▶ PROBLEM DETAILS
Pick out every line in the data below that holds "Classificação".
═════ DATA PROVIDED
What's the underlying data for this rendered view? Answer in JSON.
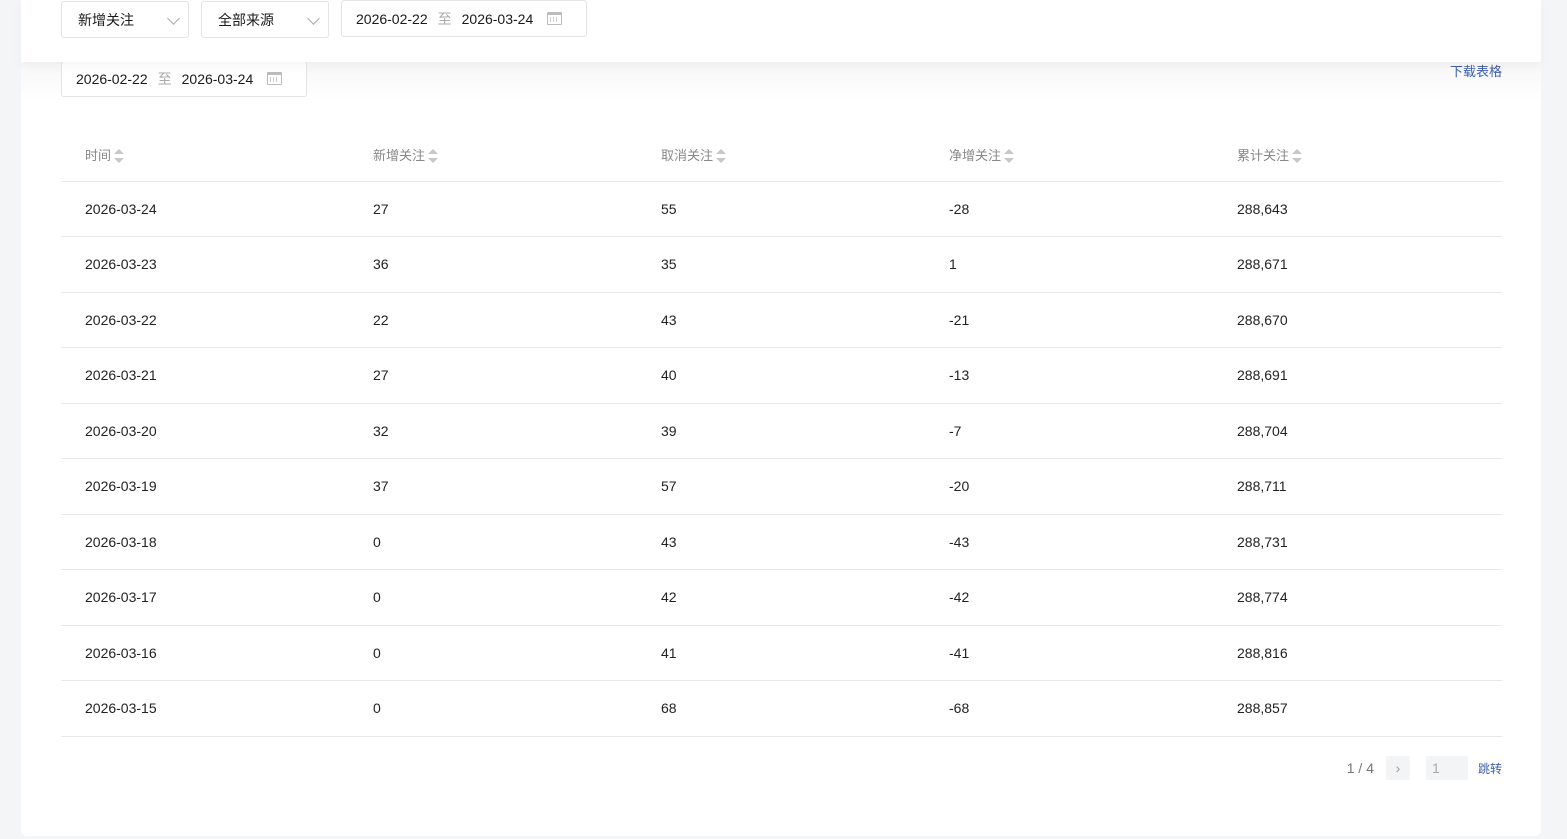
{
  "filters": {
    "metric": "新增关注",
    "source": "全部来源",
    "date_start": "2026-02-22",
    "date_sep": "至",
    "date_end": "2026-03-24"
  },
  "table_filter": {
    "date_start": "2026-02-22",
    "date_sep": "至",
    "date_end": "2026-03-24"
  },
  "download_label": "下载表格",
  "columns": [
    "时间",
    "新增关注",
    "取消关注",
    "净增关注",
    "累计关注"
  ],
  "rows": [
    [
      "2026-03-24",
      "27",
      "55",
      "-28",
      "288,643"
    ],
    [
      "2026-03-23",
      "36",
      "35",
      "1",
      "288,671"
    ],
    [
      "2026-03-22",
      "22",
      "43",
      "-21",
      "288,670"
    ],
    [
      "2026-03-21",
      "27",
      "40",
      "-13",
      "288,691"
    ],
    [
      "2026-03-20",
      "32",
      "39",
      "-7",
      "288,704"
    ],
    [
      "2026-03-19",
      "37",
      "57",
      "-20",
      "288,711"
    ],
    [
      "2026-03-18",
      "0",
      "43",
      "-43",
      "288,731"
    ],
    [
      "2026-03-17",
      "0",
      "42",
      "-42",
      "288,774"
    ],
    [
      "2026-03-16",
      "0",
      "41",
      "-41",
      "288,816"
    ],
    [
      "2026-03-15",
      "0",
      "68",
      "-68",
      "288,857"
    ]
  ],
  "pagination": {
    "current": "1",
    "sep": " / ",
    "total": "4",
    "next": "›",
    "input_value": "1",
    "jump_label": "跳转"
  }
}
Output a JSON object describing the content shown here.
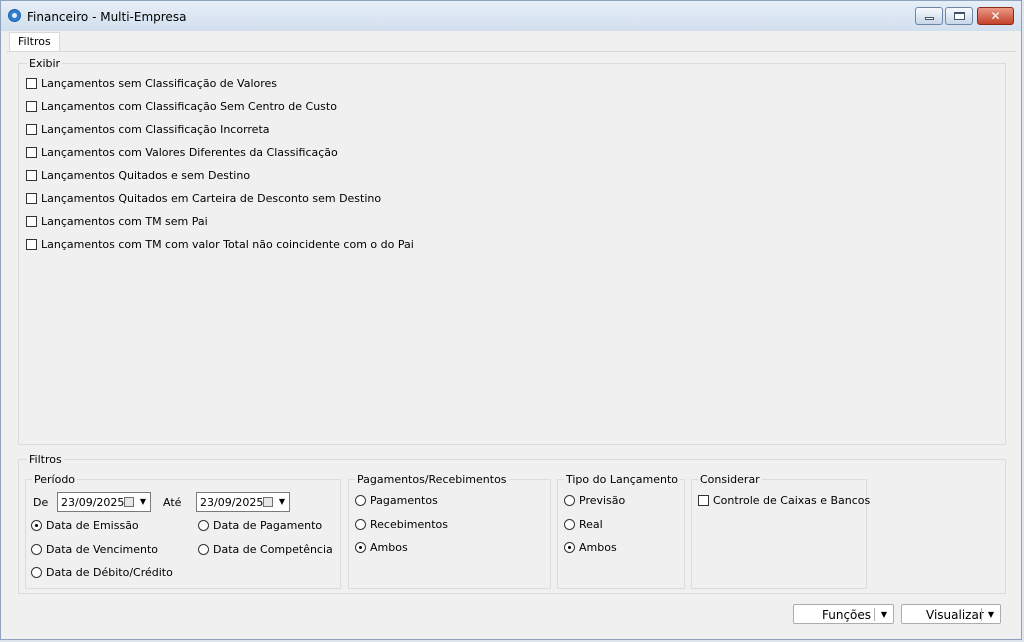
{
  "window": {
    "title": "Financeiro - Multi-Empresa"
  },
  "tabs": [
    {
      "label": "Filtros"
    }
  ],
  "exibir": {
    "caption": "Exibir",
    "items": [
      {
        "label": "Lançamentos sem Classificação de Valores",
        "checked": false
      },
      {
        "label": "Lançamentos com Classificação Sem Centro de Custo",
        "checked": false
      },
      {
        "label": "Lançamentos com Classificação Incorreta",
        "checked": false
      },
      {
        "label": "Lançamentos com Valores Diferentes da Classificação",
        "checked": false
      },
      {
        "label": "Lançamentos Quitados e sem Destino",
        "checked": false
      },
      {
        "label": "Lançamentos Quitados em Carteira de Desconto sem Destino",
        "checked": false
      },
      {
        "label": "Lançamentos com TM sem Pai",
        "checked": false
      },
      {
        "label": "Lançamentos com TM com valor Total não coincidente com o do Pai",
        "checked": false
      }
    ]
  },
  "filtros": {
    "caption": "Filtros",
    "periodo": {
      "caption": "Período",
      "de_label": "De",
      "de_value": "23/09/2025",
      "ate_label": "Até",
      "ate_value": "23/09/2025",
      "options": [
        {
          "label": "Data de Emissão",
          "selected": true
        },
        {
          "label": "Data de Pagamento",
          "selected": false
        },
        {
          "label": "Data de Vencimento",
          "selected": false
        },
        {
          "label": "Data de Competência",
          "selected": false
        },
        {
          "label": "Data de Débito/Crédito",
          "selected": false
        }
      ]
    },
    "pagamentos": {
      "caption": "Pagamentos/Recebimentos",
      "options": [
        {
          "label": "Pagamentos",
          "selected": false
        },
        {
          "label": "Recebimentos",
          "selected": false
        },
        {
          "label": "Ambos",
          "selected": true
        }
      ]
    },
    "tipo": {
      "caption": "Tipo do Lançamento",
      "options": [
        {
          "label": "Previsão",
          "selected": false
        },
        {
          "label": "Real",
          "selected": false
        },
        {
          "label": "Ambos",
          "selected": true
        }
      ]
    },
    "considerar": {
      "caption": "Considerar",
      "items": [
        {
          "label": "Controle de Caixas e Bancos",
          "checked": false
        }
      ]
    }
  },
  "buttons": {
    "funcoes": "Funções",
    "visualizar": "Visualizar"
  },
  "icons": {
    "app": "app-logo-icon",
    "calendar": "calendar-icon",
    "dropdown": "chevron-down-icon"
  }
}
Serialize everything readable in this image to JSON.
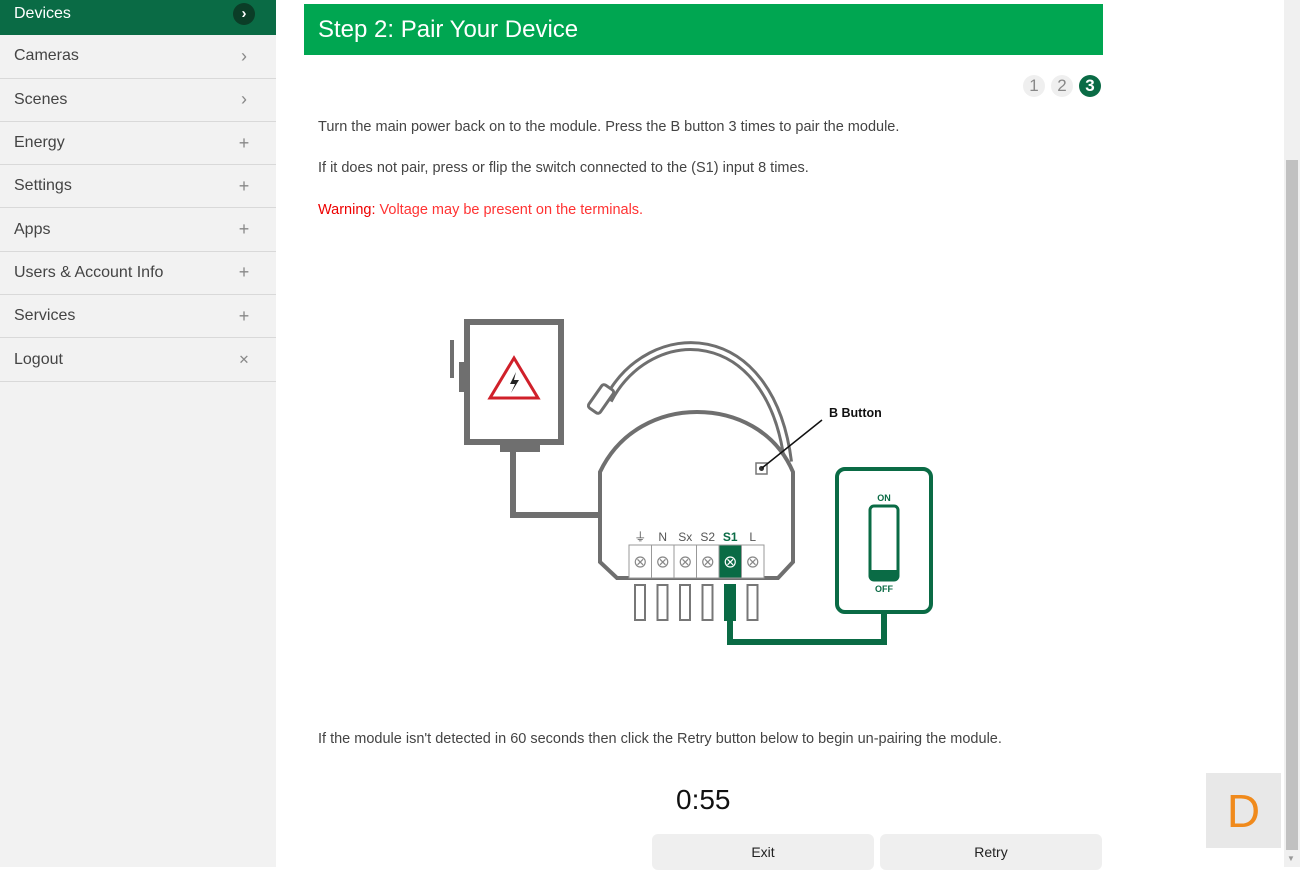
{
  "sidebar": {
    "items": [
      {
        "label": "Devices",
        "icon": "chevron-right",
        "glyph": "›"
      },
      {
        "label": "Cameras",
        "icon": "chevron-right",
        "glyph": "›"
      },
      {
        "label": "Scenes",
        "icon": "chevron-right",
        "glyph": "›"
      },
      {
        "label": "Energy",
        "icon": "plus",
        "glyph": "+"
      },
      {
        "label": "Settings",
        "icon": "plus",
        "glyph": "+"
      },
      {
        "label": "Apps",
        "icon": "plus",
        "glyph": "+"
      },
      {
        "label": "Users & Account Info",
        "icon": "plus",
        "glyph": "+"
      },
      {
        "label": "Services",
        "icon": "plus",
        "glyph": "+"
      },
      {
        "label": "Logout",
        "icon": "close",
        "glyph": "✕"
      }
    ]
  },
  "main": {
    "title": "Step 2: Pair Your Device",
    "steps": [
      "1",
      "2",
      "3"
    ],
    "instruction1": "Turn the main power back on to the module. Press the B button 3 times to pair the module.",
    "instruction2": "If it does not pair, press or flip the switch connected to the (S1) input 8 times.",
    "warning_label": "Warning:",
    "warning_text": " Voltage may be present on the terminals.",
    "diagram": {
      "b_button": "B Button",
      "terminals": [
        "⏚",
        "N",
        "Sx",
        "S2",
        "S1",
        "L"
      ],
      "on": "ON",
      "off": "OFF"
    },
    "retry_note": "If the module isn't detected in 60 seconds then click the Retry button below to begin un-pairing the module.",
    "timer": "0:55",
    "exit_label": "Exit",
    "retry_label": "Retry"
  },
  "widget": {
    "letter": "D"
  },
  "colors": {
    "green": "#00a651",
    "dark_green": "#0a6b45",
    "warning": "#e00000",
    "orange": "#f08a1c"
  }
}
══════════
▶ ANSWER SPACE
        "label": "Lançamentos sem Classificação de Valores",
        "label": "Lançamentos com Classificação Sem Centro de Custo",
        "label": "Lançamentos com Classificação Incorreta",
        "label": "Lançamentos com Valores Diferentes da Classificação",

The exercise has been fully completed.